Should I add filler chapters in? Maybe ones that world-build and flesh out the characters more to slow things down a bit? Obviously, I still have Acts 2 through 4 to do this, but I feel like Act 1, which is meant for exposition and preparation for the rising action (at least in my understanding), has a lot going on
and the characters aren't getting time to breathe. Answer:
Your target of 80,000 words is reasonable for a first novel. High fantasy books can be a little longer than that on average because they have more description of the fantasy world. As long as that world is fascinating, the extra length is not a problem.
Chapter lengths vary.
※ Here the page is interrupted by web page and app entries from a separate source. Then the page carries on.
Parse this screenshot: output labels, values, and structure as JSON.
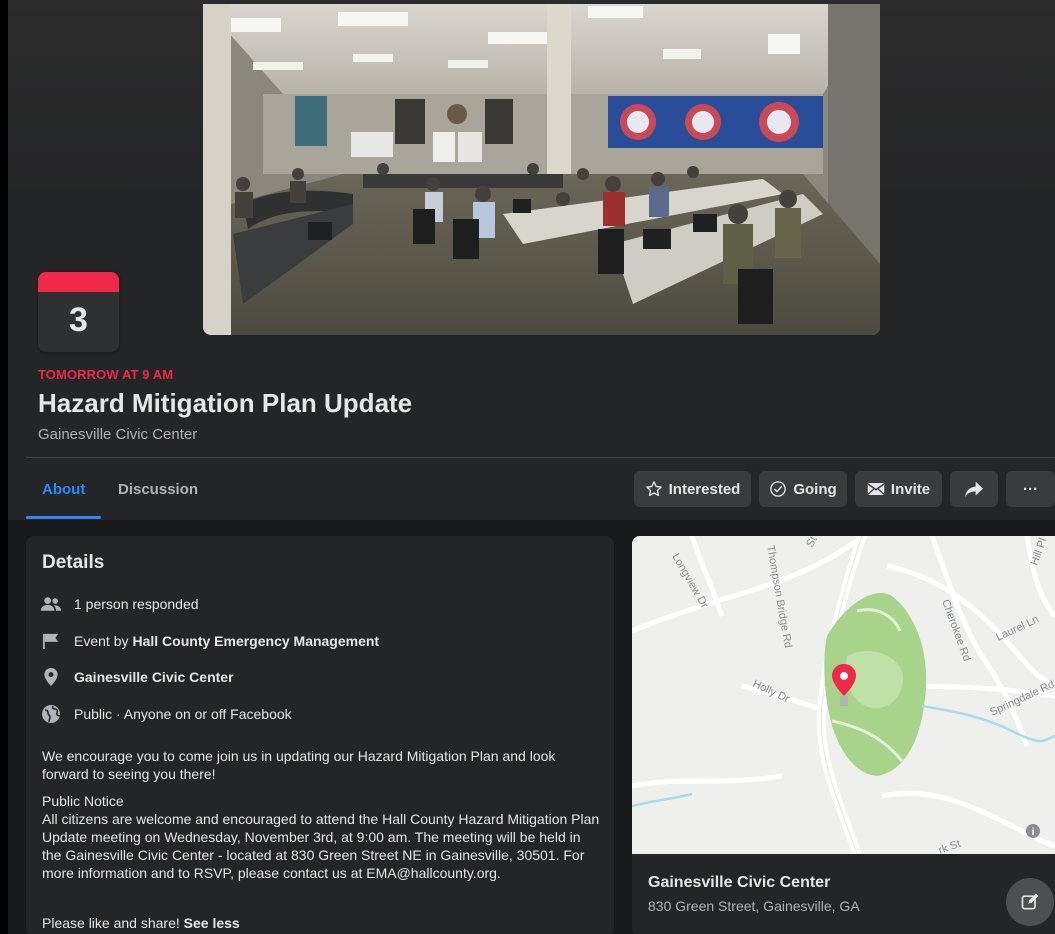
{
  "event": {
    "date_day": "3",
    "when": "TOMORROW AT 9 AM",
    "title": "Hazard Mitigation Plan Update",
    "venue": "Gainesville Civic Center"
  },
  "tabs": [
    {
      "label": "About",
      "active": true
    },
    {
      "label": "Discussion",
      "active": false
    }
  ],
  "actions": {
    "interested": "Interested",
    "going": "Going",
    "invite": "Invite",
    "share_icon": "share-arrow-icon",
    "more": "···"
  },
  "details": {
    "heading": "Details",
    "responded": "1 person responded",
    "event_by_prefix": "Event by ",
    "event_by_org": "Hall County Emergency Management",
    "location": "Gainesville Civic Center",
    "privacy": "Public · Anyone on or off Facebook",
    "intro": "We encourage you to come join us in updating our Hazard Mitigation Plan and look forward to seeing you there!",
    "notice_heading": "Public Notice",
    "notice_body": "All citizens are welcome and encouraged to attend the Hall County Hazard Mitigation Plan Update meeting on Wednesday, November 3rd, at 9:00 am. The meeting will be held in the Gainesville Civic Center - located at 830 Green Street NE in Gainesville, 30501. For more information and to RSVP, please contact us at EMA@hallcounty.org.",
    "closing": "Please like and share! ",
    "see_less": "See less"
  },
  "map": {
    "streets": [
      "Longview Dr",
      "Thompson Bridge Rd",
      "St",
      "Cherokee Rd",
      "Hill Pl",
      "Laurel Ln",
      "Holly Dr",
      "Springdale Rd",
      "rk St"
    ],
    "place_name": "Gainesville Civic Center",
    "address": "830 Green Street, Gainesville, GA",
    "info_icon": "i"
  },
  "colors": {
    "accent": "#2d88ff",
    "date_red": "#f02849",
    "card_bg": "#242526",
    "page_bg": "#18191a",
    "button_bg": "#3a3b3c",
    "pin": "#f02849",
    "park": "#a8d38b"
  }
}
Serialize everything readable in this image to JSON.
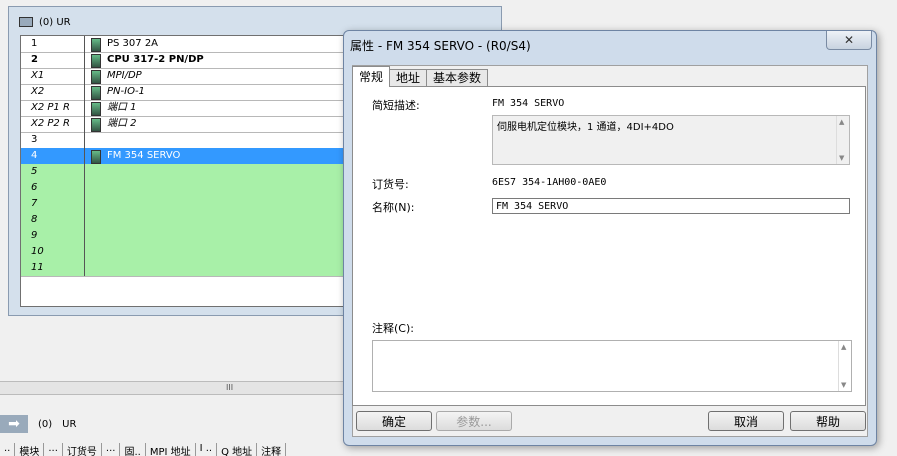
{
  "rack": {
    "title": "(0)   UR",
    "rows": [
      {
        "slot": "1",
        "module": "PS 307 2A",
        "style": "plain",
        "icon": true
      },
      {
        "slot": "2",
        "module": "CPU 317-2 PN/DP",
        "style": "bold",
        "icon": true
      },
      {
        "slot": "X1",
        "module": "MPI/DP",
        "style": "italic",
        "icon": true
      },
      {
        "slot": "X2",
        "module": "PN-IO-1",
        "style": "italic",
        "icon": true
      },
      {
        "slot": "X2 P1 R",
        "module": "端口 1",
        "style": "italic",
        "icon": true
      },
      {
        "slot": "X2 P2 R",
        "module": "端口 2",
        "style": "italic",
        "icon": true
      },
      {
        "slot": "3",
        "module": "",
        "style": "plain",
        "icon": false
      },
      {
        "slot": "4",
        "module": "FM 354 SERVO",
        "style": "sel",
        "icon": true
      },
      {
        "slot": "5",
        "module": "",
        "style": "green",
        "icon": false
      },
      {
        "slot": "6",
        "module": "",
        "style": "green",
        "icon": false
      },
      {
        "slot": "7",
        "module": "",
        "style": "green",
        "icon": false
      },
      {
        "slot": "8",
        "module": "",
        "style": "green",
        "icon": false
      },
      {
        "slot": "9",
        "module": "",
        "style": "green",
        "icon": false
      },
      {
        "slot": "10",
        "module": "",
        "style": "green",
        "icon": false
      },
      {
        "slot": "11",
        "module": "",
        "style": "green",
        "icon": false
      }
    ]
  },
  "bottom": {
    "station": "(0)",
    "rack_name": "UR",
    "grip": "III",
    "headers": [
      "..",
      "模块",
      "...",
      "订货号",
      "...",
      "固..",
      "MPI 地址",
      "I ..",
      "Q 地址",
      "注释"
    ]
  },
  "dialog": {
    "title": "属性 - FM 354 SERVO - (R0/S4)",
    "close_glyph": "✕",
    "tabs": [
      "常规",
      "地址",
      "基本参数"
    ],
    "short_desc_label": "简短描述:",
    "short_desc_value": "FM 354 SERVO",
    "long_desc": "伺服电机定位模块，1 通道，4DI+4DO",
    "order_no_label": "订货号:",
    "order_no_value": "6ES7 354-1AH00-0AE0",
    "name_label": "名称(N):",
    "name_value": "FM 354 SERVO",
    "comment_label": "注释(C):",
    "buttons": {
      "ok": "确定",
      "params": "参数...",
      "cancel": "取消",
      "help": "帮助"
    }
  }
}
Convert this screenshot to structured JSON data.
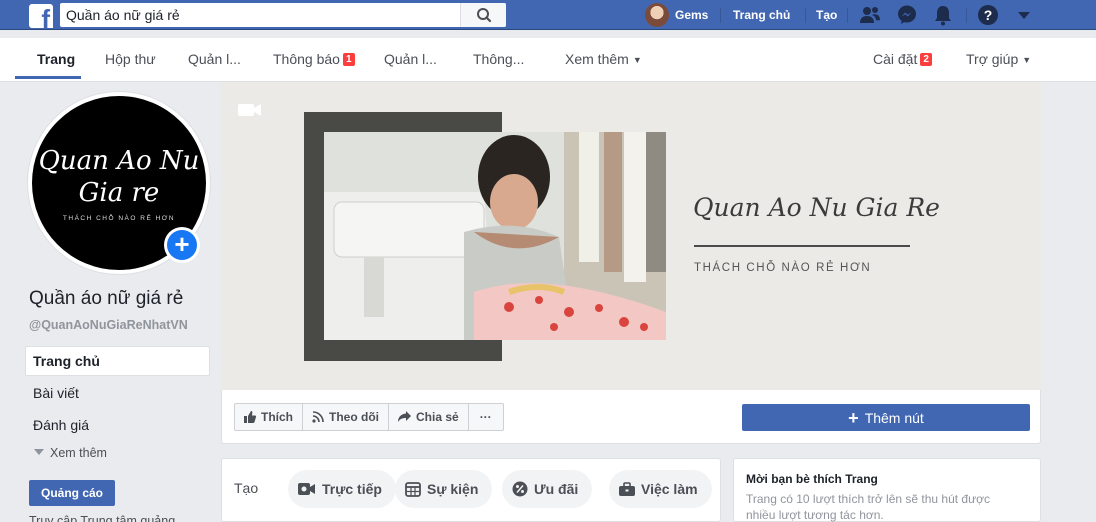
{
  "topbar": {
    "search_value": "Quần áo nữ giá rẻ",
    "user_name": "Gems",
    "home_link": "Trang chủ",
    "create_link": "Tạo",
    "logo_letter": "f"
  },
  "pagenav": {
    "items": [
      "Trang",
      "Hộp thư",
      "Quản l...",
      "Thông báo",
      "Quản l...",
      "Thông...",
      "Xem thêm"
    ],
    "notification_count": "1",
    "settings_label": "Cài đặt",
    "settings_count": "2",
    "help_label": "Trợ giúp"
  },
  "profile": {
    "script_line1": "Quan Ao Nu",
    "script_line2": "Gia re",
    "tagline": "THÁCH CHỖ NÀO RẺ HƠN",
    "name": "Quần áo nữ giá rẻ",
    "handle": "@QuanAoNuGiaReNhatVN"
  },
  "sidebar": {
    "items": [
      "Trang chủ",
      "Bài viết",
      "Đánh giá"
    ],
    "more": "Xem thêm",
    "ads_button": "Quảng cáo",
    "cut_text": "Truy cập Trung tâm quảng"
  },
  "cover": {
    "title": "Quan Ao Nu Gia Re",
    "subtitle": "THÁCH CHỖ NÀO RẺ HƠN"
  },
  "actions": {
    "like": "Thích",
    "follow": "Theo dõi",
    "share": "Chia sẻ",
    "more": "···",
    "add_button": "Thêm nút"
  },
  "create": {
    "label": "Tạo",
    "chips": [
      "Trực tiếp",
      "Sự kiện",
      "Ưu đãi",
      "Việc làm"
    ]
  },
  "invite": {
    "title": "Mời bạn bè thích Trang",
    "desc": "Trang có 10 lượt thích trở lên sẽ thu hút được nhiều lượt tương tác hơn."
  },
  "colors": {
    "brand": "#4267b2",
    "badge": "#fa3e3e",
    "add_photo": "#1877f2"
  }
}
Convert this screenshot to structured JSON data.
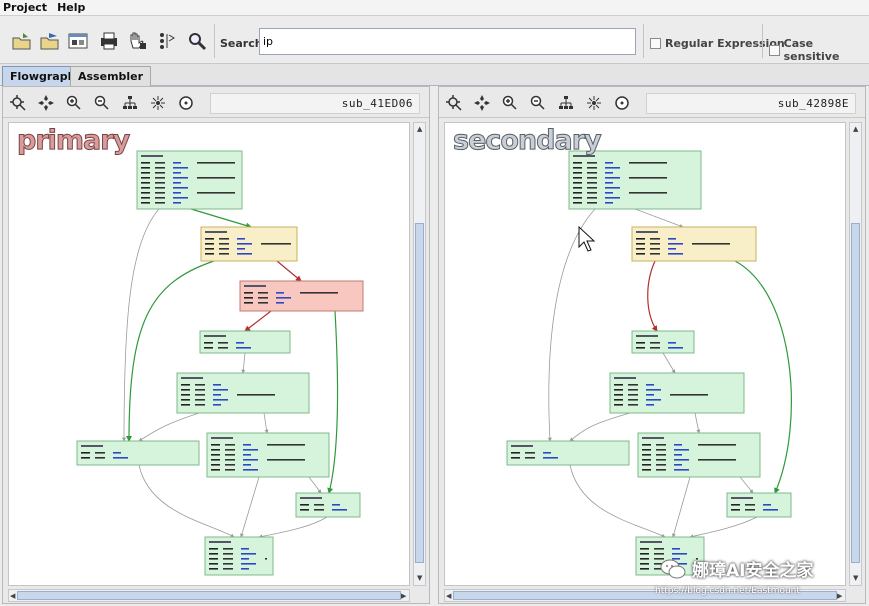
{
  "menu": [
    {
      "label": "Project"
    },
    {
      "label": "Help"
    }
  ],
  "toolbar": {
    "search_label": "Search",
    "search_value": "ip",
    "options": [
      {
        "label": "Regular Expression"
      },
      {
        "label": "Case sensitive"
      }
    ]
  },
  "tabs": [
    {
      "label": "Flowgraph",
      "active": true
    },
    {
      "label": "Assembler",
      "active": false
    }
  ],
  "panes": [
    {
      "function": "sub_41ED06",
      "watermark": "primary"
    },
    {
      "function": "sub_42898E",
      "watermark": "secondary"
    }
  ],
  "colors": {
    "node_green": "#d6f4dc",
    "node_yellow": "#f8efc8",
    "node_red": "#f8c8c0",
    "edge_green": "#2e9a3a",
    "edge_red": "#b23030",
    "edge_gray": "#9a9a9a"
  },
  "watermark": {
    "brand": "娜璋AI安全之家",
    "url": "https://blog.csdn.net/Eastmount"
  }
}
What matters is that each chapter contains an event and leaves the reader hungry for more. (So it sounds like you are on the right track.) As with short stories, a chapter should probably be under 7,500 words, and possibly half that.
Nothing in your novel should feel like "filler." Every chapter should be important to the story. However, that doesn't mean that every chapter should be focused exclusively on the main plot (or overall throughlines). You may have several throughlines and subplots in the story. There should be arcs for the main character's inner conflict, the impact character, and their relationship. Other relationships or themes may be developed in subplots. You may have more than one point-of-view character. You may provide a key piece of backstory in a flashback, etc.
The trick is how you braid these various throughlines into one story, and that may mean having a chapter concerning one throughline followed by a chapter concerning another, etc. But none of them should feel like filler. They should all be part of one of your dramatic arcs, so that the reader wants to find out what will happen next.
One benefit is that the reader gets an emotional break from one throughline while they explore a different type of emotion in another.
A more important benefit is that a little time spent exploring characters and their relationships gives you a chance to develop the emotional depth of the story. Just make sure this exploration has a structured arc that will keep the reader wanting more.
Best of luck.